Caitlyn Jenner has become a fixture on reality television – first, as a member of one of America’s most famous families, and, later, as a transwoman, openly sharing her journey with millions.

Decades before that, though, Jenner was one of the world’s greatest athletes who took home gold in the grueling decathlon at the 1976 Montreal Olympics.

The record-breaking victory came at the end of intense training – and great sacrifices for Jenner, who then went by the name Bruce.

After coming in 10th place at the 1972 games in Munich, Jenner devoted an average of eight hours a day to conditioning, according to ESPN. The odds were Jenner, who would have to face-off against Soviet defending champion Nikolai Avilov amid Cold War tensions.

In preparation, Jenner opted to train against America’s best athletes in each of the decathlon’s events, pairing up with medalists in shot put, discus and hurdles to learn proper technique. Explaining the approach, Jenner told The New York Times that, according to the United States Olympic Committee: “If you train with a decathlon man you can’t visualize that you can do much better. But if you throw the discus with Mac Wilkins or throw the shot with Al Feuerbach, then they’re 20 ft. ahead of me. You learn much more that way.”

The dedication to training had personal implications, however. Jenner and then-wife Chrystie struggled to live on a $900 a month stewardess salary. Chrystie’s employee discounts helped fly them to Jenner’s pre-Olympic meets.

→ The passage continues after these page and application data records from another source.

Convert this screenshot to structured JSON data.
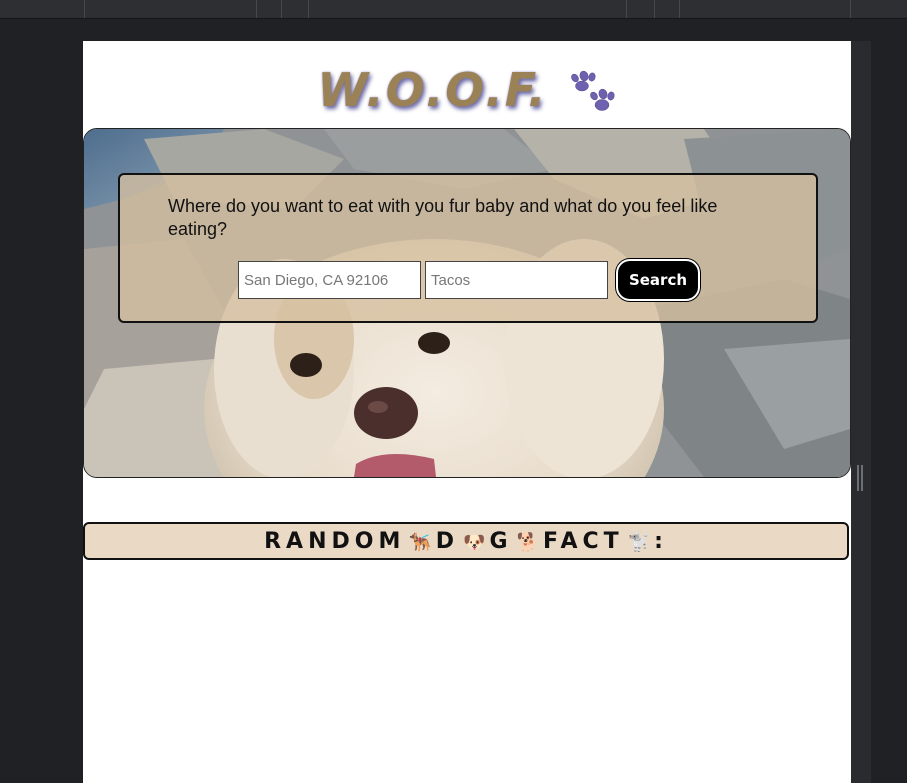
{
  "header": {
    "logo_text": "W.O.O.F.",
    "logo_icon": "paw-prints-icon",
    "logo_color": "#9a8156"
  },
  "search": {
    "prompt": "Where do you want to eat with you fur baby and what do you feel like eating?",
    "location_placeholder": "San Diego, CA 92106",
    "food_placeholder": "Tacos",
    "button_label": "Search"
  },
  "fact": {
    "title_text": "RANDOM🐕‍🦺D🐶G🐕FACT🐩:",
    "title_parts": [
      "RANDOM",
      "🐕‍🦺",
      "D",
      "🐶",
      "G",
      "🐕",
      "FACT",
      "🐩",
      ":"
    ]
  },
  "colors": {
    "fact_bar_bg": "#ead9c4",
    "search_box_bg": "#d6c0a0",
    "button_bg": "#000000"
  }
}
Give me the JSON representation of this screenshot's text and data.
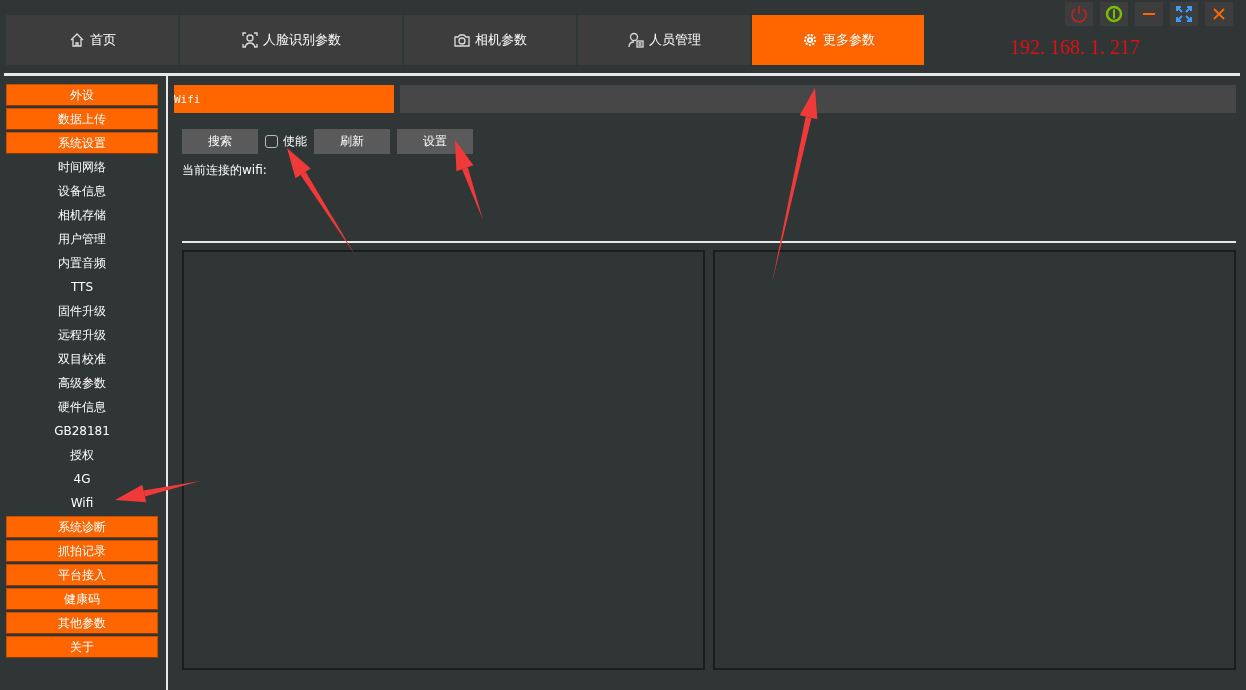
{
  "tabs": [
    {
      "label": "首页",
      "kind": "home",
      "selected": false
    },
    {
      "label": "人脸识别参数",
      "kind": "face",
      "selected": false
    },
    {
      "label": "相机参数",
      "kind": "camera",
      "selected": false
    },
    {
      "label": "人员管理",
      "kind": "person",
      "selected": false
    },
    {
      "label": "更多参数",
      "kind": "gear",
      "selected": true
    }
  ],
  "ip_address": "192. 168. 1. 217",
  "sidebar": {
    "items": [
      {
        "label": "外设",
        "kind": "group"
      },
      {
        "label": "数据上传",
        "kind": "group"
      },
      {
        "label": "系统设置",
        "kind": "group"
      },
      {
        "label": "时间网络",
        "kind": "sub"
      },
      {
        "label": "设备信息",
        "kind": "sub"
      },
      {
        "label": "相机存储",
        "kind": "sub"
      },
      {
        "label": "用户管理",
        "kind": "sub"
      },
      {
        "label": "内置音频",
        "kind": "sub"
      },
      {
        "label": "TTS",
        "kind": "sub"
      },
      {
        "label": "固件升级",
        "kind": "sub"
      },
      {
        "label": "远程升级",
        "kind": "sub"
      },
      {
        "label": "双目校准",
        "kind": "sub"
      },
      {
        "label": "高级参数",
        "kind": "sub"
      },
      {
        "label": "硬件信息",
        "kind": "sub"
      },
      {
        "label": "GB28181",
        "kind": "sub"
      },
      {
        "label": "授权",
        "kind": "sub"
      },
      {
        "label": "4G",
        "kind": "sub"
      },
      {
        "label": "Wifi",
        "kind": "sub"
      },
      {
        "label": "系统诊断",
        "kind": "group"
      },
      {
        "label": "抓拍记录",
        "kind": "group"
      },
      {
        "label": "平台接入",
        "kind": "group"
      },
      {
        "label": "健康码",
        "kind": "group"
      },
      {
        "label": "其他参数",
        "kind": "group"
      },
      {
        "label": "关于",
        "kind": "group"
      }
    ]
  },
  "panel": {
    "title": "Wifi",
    "search_button": "搜索",
    "enable": {
      "label": "使能",
      "checked": false
    },
    "refresh_button": "刷新",
    "set_button": "设置",
    "connected_label": "当前连接的wifi:"
  }
}
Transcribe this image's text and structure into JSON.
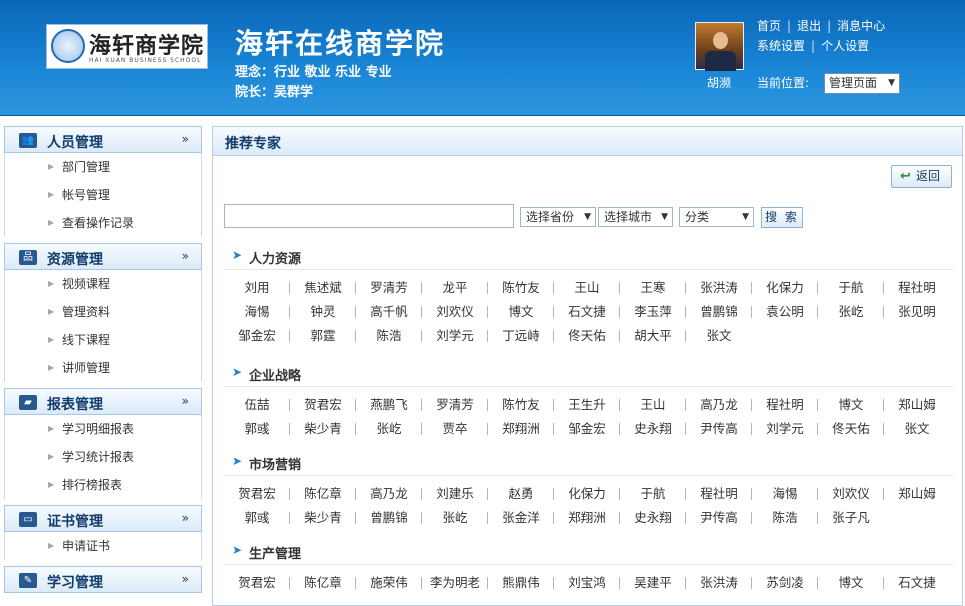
{
  "header": {
    "logo_cn": "海轩商学院",
    "logo_en": "HAI XUAN BUSINESS SCHOOL",
    "site_title": "海轩在线商学院",
    "motto": "理念：行业  敬业  乐业  专业",
    "president": "院长：吴群学",
    "username": "胡濒",
    "links": [
      "首页",
      "退出",
      "消息中心",
      "系统设置",
      "个人设置"
    ],
    "location_label": "当前位置:",
    "location_value": "管理页面"
  },
  "sidebar": {
    "sections": [
      {
        "title": "人员管理",
        "icon": "users-icon",
        "items": [
          "部门管理",
          "帐号管理",
          "查看操作记录"
        ]
      },
      {
        "title": "资源管理",
        "icon": "resource-icon",
        "items": [
          "视频课程",
          "管理资料",
          "线下课程",
          "讲师管理"
        ]
      },
      {
        "title": "报表管理",
        "icon": "folder-icon",
        "items": [
          "学习明细报表",
          "学习统计报表",
          "排行榜报表"
        ]
      },
      {
        "title": "证书管理",
        "icon": "certificate-icon",
        "items": [
          "申请证书"
        ]
      },
      {
        "title": "学习管理",
        "icon": "pen-icon",
        "items": []
      }
    ],
    "toggle": "»"
  },
  "main": {
    "title": "推荐专家",
    "back_label": "返回",
    "search_value": "",
    "province": "选择省份",
    "city": "选择城市",
    "category": "分类",
    "search_button": "搜 索",
    "categories": [
      {
        "name": "人力资源",
        "rows": [
          [
            "刘用",
            "焦述斌",
            "罗清芳",
            "龙平",
            "陈竹友",
            "王山",
            "王寒",
            "张洪涛",
            "化保力",
            "于航",
            "程社明"
          ],
          [
            "海惕",
            "钟灵",
            "高千帆",
            "刘欢仪",
            "博文",
            "石文捷",
            "李玉萍",
            "曾鹏锦",
            "袁公明",
            "张屹",
            "张见明"
          ],
          [
            "邹金宏",
            "郭霆",
            "陈浩",
            "刘学元",
            "丁远峙",
            "佟天佑",
            "胡大平",
            "张文"
          ]
        ]
      },
      {
        "name": "企业战略",
        "rows": [
          [
            "伍喆",
            "贺君宏",
            "燕鹏飞",
            "罗清芳",
            "陈竹友",
            "王生升",
            "王山",
            "高乃龙",
            "程社明",
            "博文",
            "郑山姆"
          ],
          [
            "郭彧",
            "柴少青",
            "张屹",
            "贾卒",
            "郑翔洲",
            "邹金宏",
            "史永翔",
            "尹传高",
            "刘学元",
            "佟天佑",
            "张文"
          ]
        ]
      },
      {
        "name": "市场营销",
        "rows": [
          [
            "贺君宏",
            "陈亿章",
            "高乃龙",
            "刘建乐",
            "赵勇",
            "化保力",
            "于航",
            "程社明",
            "海惕",
            "刘欢仪",
            "郑山姆"
          ],
          [
            "郭彧",
            "柴少青",
            "曾鹏锦",
            "张屹",
            "张金洋",
            "郑翔洲",
            "史永翔",
            "尹传高",
            "陈浩",
            "张子凡"
          ]
        ]
      },
      {
        "name": "生产管理",
        "rows": [
          [
            "贺君宏",
            "陈亿章",
            "施荣伟",
            "李为明老",
            "熊鼎伟",
            "刘宝鸿",
            "吴建平",
            "张洪涛",
            "苏剑凌",
            "博文",
            "石文捷"
          ]
        ]
      }
    ]
  }
}
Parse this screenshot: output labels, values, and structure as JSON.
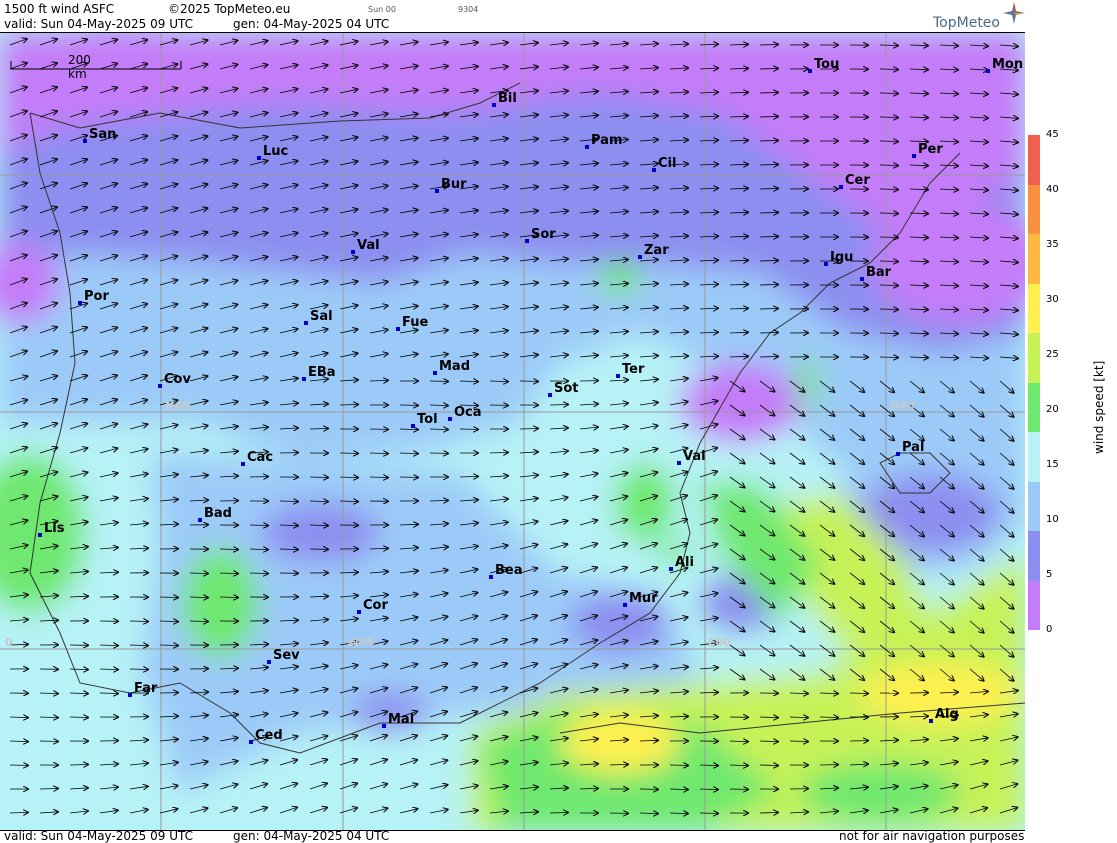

Yet, the plan worked. Ahead of the Montreal games, Jenner, then 26, had set the world-record at the August 1975 USA-USSR joint track meet.

Jenner would struggle to keep the lead, however, during a final face-off with Avilov on the world stage. After falling in the first and second events, Jenner finally moved up after throwing a personal best in the shot put. Going into the eighth event, the pole vault, Jenner had moved up to second place – just nine points behind Avilov, according to USOC.

Clearing the bar cleanly after several jumps at 4.7 meters, Jenner soared into first place. Victory was solidified – and a personal world record set anew at 8,618 points – during the final, 1,500-meter run. Scoring personal bests in seven of the 10 events, Jenner nabbed gold.

Jenner, racing around the track with an American flag held high, became a household name, covering Sports Illustrated and then a Wheaties box. There were even Jenner t-shirts and dolls, according to ESPN.

Even national acclaim, however, couldn’t fix Jenner’s gender crisis. In her introductory Vanity Fair interview last year, Jenner said, “I’d walk off the stage and I d feel like a liar. And I would say, ‘F—, I can’t tell my story. There’s so much more to me than those 48 hours in the stadium, and I can’t talk about it.’ It was frustrating.”

These days, Jenner has found happiness – and she’s wearing her gold medal once again, this time on the cover of Sports Illustrated.

“It’s a picture that brings attention to this issue,” Jenner, 66, told SI of why she posed with the medal 40 years after appearing as Bruce on the cover. “That’s the important thing. That’s why I wore the medal.”

Despite the defining moment in history, Jenner says she’s found more fulfillment in her work as a transgender advocate than she ever did wearing a Team USA jersey.

“Sports. It’s not real life. You go out there, you work hard, you train your ass off, win the Games,” she explained. “I’m very proud of that part of my life. And it’s not like I just want to throw it out. It’s part of who I am. What I’m dealing with now, this is about who you are as a human being. What did I do for the world in 1976, besides maybe getting a few people to exercise a little bit? I didn’t make a difference in the world.”